Work request → Leaving the pictures aside, repeat each line below exactly.

Information given →
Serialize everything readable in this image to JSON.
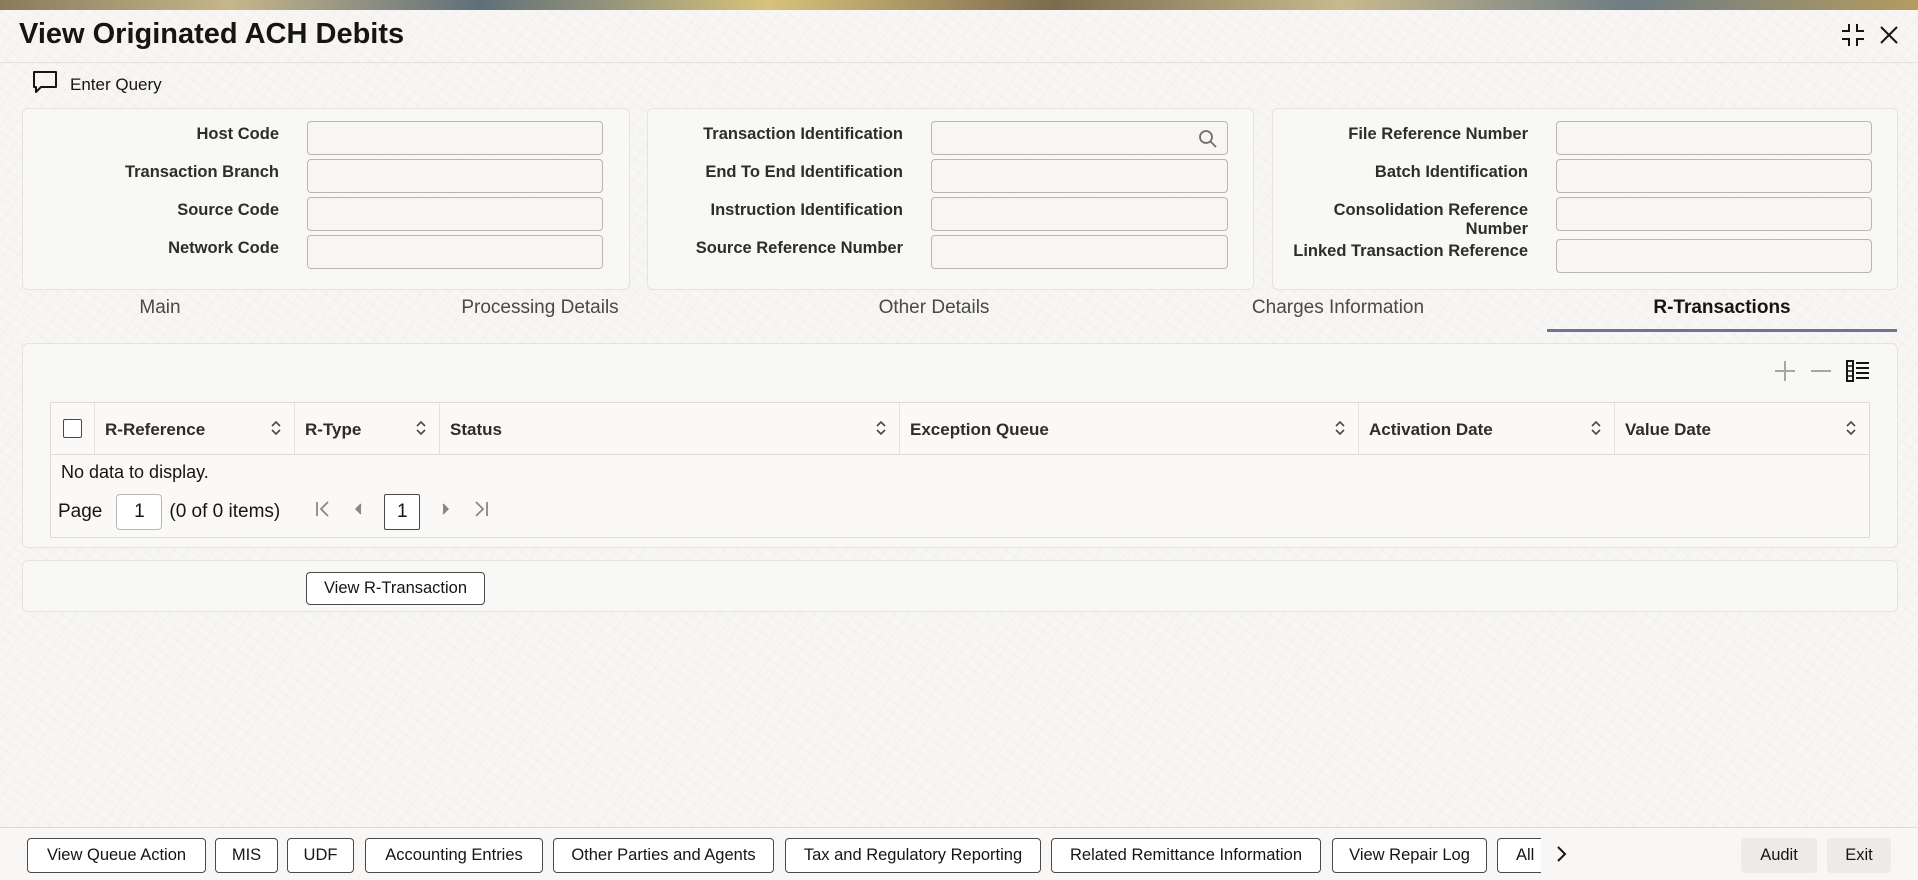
{
  "window": {
    "title": "View Originated ACH Debits",
    "icons": [
      "compress-icon",
      "close-icon"
    ]
  },
  "toolbar": {
    "enter_query": "Enter Query"
  },
  "panel1": {
    "fields": [
      {
        "label": "Host Code",
        "value": ""
      },
      {
        "label": "Transaction Branch",
        "value": ""
      },
      {
        "label": "Source Code",
        "value": ""
      },
      {
        "label": "Network Code",
        "value": ""
      }
    ]
  },
  "panel2": {
    "fields": [
      {
        "label": "Transaction Identification",
        "value": ""
      },
      {
        "label": "End To End Identification",
        "value": ""
      },
      {
        "label": "Instruction Identification",
        "value": ""
      },
      {
        "label": "Source Reference Number",
        "value": ""
      }
    ]
  },
  "panel3": {
    "fields": [
      {
        "label": "File Reference Number",
        "value": ""
      },
      {
        "label": "Batch Identification",
        "value": ""
      },
      {
        "label": "Consolidation Reference Number",
        "value": ""
      },
      {
        "label": "Linked Transaction Reference",
        "value": ""
      }
    ]
  },
  "tabs": [
    {
      "label": "Main",
      "active": false
    },
    {
      "label": "Processing Details",
      "active": false
    },
    {
      "label": "Other Details",
      "active": false
    },
    {
      "label": "Charges Information",
      "active": false
    },
    {
      "label": "R-Transactions",
      "active": true
    }
  ],
  "grid": {
    "columns": [
      "R-Reference",
      "R-Type",
      "Status",
      "Exception Queue",
      "Activation Date",
      "Value Date"
    ],
    "empty_text": "No data to display.",
    "pager": {
      "page_label": "Page",
      "page_value": "1",
      "count_text": "(0 of 0 items)",
      "current_page": "1"
    },
    "tool_icons": [
      "add-icon",
      "remove-icon",
      "column-list-icon"
    ]
  },
  "actions": {
    "view_r_transaction": "View R-Transaction"
  },
  "bottom_bar": {
    "buttons": [
      "View Queue Action",
      "MIS",
      "UDF",
      "Accounting Entries",
      "Other Parties and Agents",
      "Tax and Regulatory Reporting",
      "Related Remittance Information",
      "View Repair Log",
      "All"
    ],
    "audit": "Audit",
    "exit": "Exit"
  },
  "colors": {
    "tab_active_underline": "#6b7790",
    "text": "#161513"
  }
}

Task output →
Serialize everything readable in this image to JSON.
{
  "window": {
    "title": "View Originated ACH Debits",
    "icons": [
      "compress-icon",
      "close-icon"
    ]
  },
  "toolbar": {
    "enter_query": "Enter Query"
  },
  "panel1": {
    "fields": [
      {
        "label": "Host Code",
        "value": ""
      },
      {
        "label": "Transaction Branch",
        "value": ""
      },
      {
        "label": "Source Code",
        "value": ""
      },
      {
        "label": "Network Code",
        "value": ""
      }
    ]
  },
  "panel2": {
    "fields": [
      {
        "label": "Transaction Identification",
        "value": ""
      },
      {
        "label": "End To End Identification",
        "value": ""
      },
      {
        "label": "Instruction Identification",
        "value": ""
      },
      {
        "label": "Source Reference Number",
        "value": ""
      }
    ]
  },
  "panel3": {
    "fields": [
      {
        "label": "File Reference Number",
        "value": ""
      },
      {
        "label": "Batch Identification",
        "value": ""
      },
      {
        "label": "Consolidation Reference Number",
        "value": ""
      },
      {
        "label": "Linked Transaction Reference",
        "value": ""
      }
    ]
  },
  "tabs": [
    {
      "label": "Main",
      "active": false
    },
    {
      "label": "Processing Details",
      "active": false
    },
    {
      "label": "Other Details",
      "active": false
    },
    {
      "label": "Charges Information",
      "active": false
    },
    {
      "label": "R-Transactions",
      "active": true
    }
  ],
  "grid": {
    "columns": [
      "R-Reference",
      "R-Type",
      "Status",
      "Exception Queue",
      "Activation Date",
      "Value Date"
    ],
    "empty_text": "No data to display.",
    "pager": {
      "page_label": "Page",
      "page_value": "1",
      "count_text": "(0 of 0 items)",
      "current_page": "1"
    },
    "tool_icons": [
      "add-icon",
      "remove-icon",
      "column-list-icon"
    ]
  },
  "actions": {
    "view_r_transaction": "View R-Transaction"
  },
  "bottom_bar": {
    "buttons": [
      "View Queue Action",
      "MIS",
      "UDF",
      "Accounting Entries",
      "Other Parties and Agents",
      "Tax and Regulatory Reporting",
      "Related Remittance Information",
      "View Repair Log",
      "All"
    ],
    "audit": "Audit",
    "exit": "Exit"
  },
  "colors": {
    "tab_active_underline": "#6b7790",
    "text": "#161513"
  }
}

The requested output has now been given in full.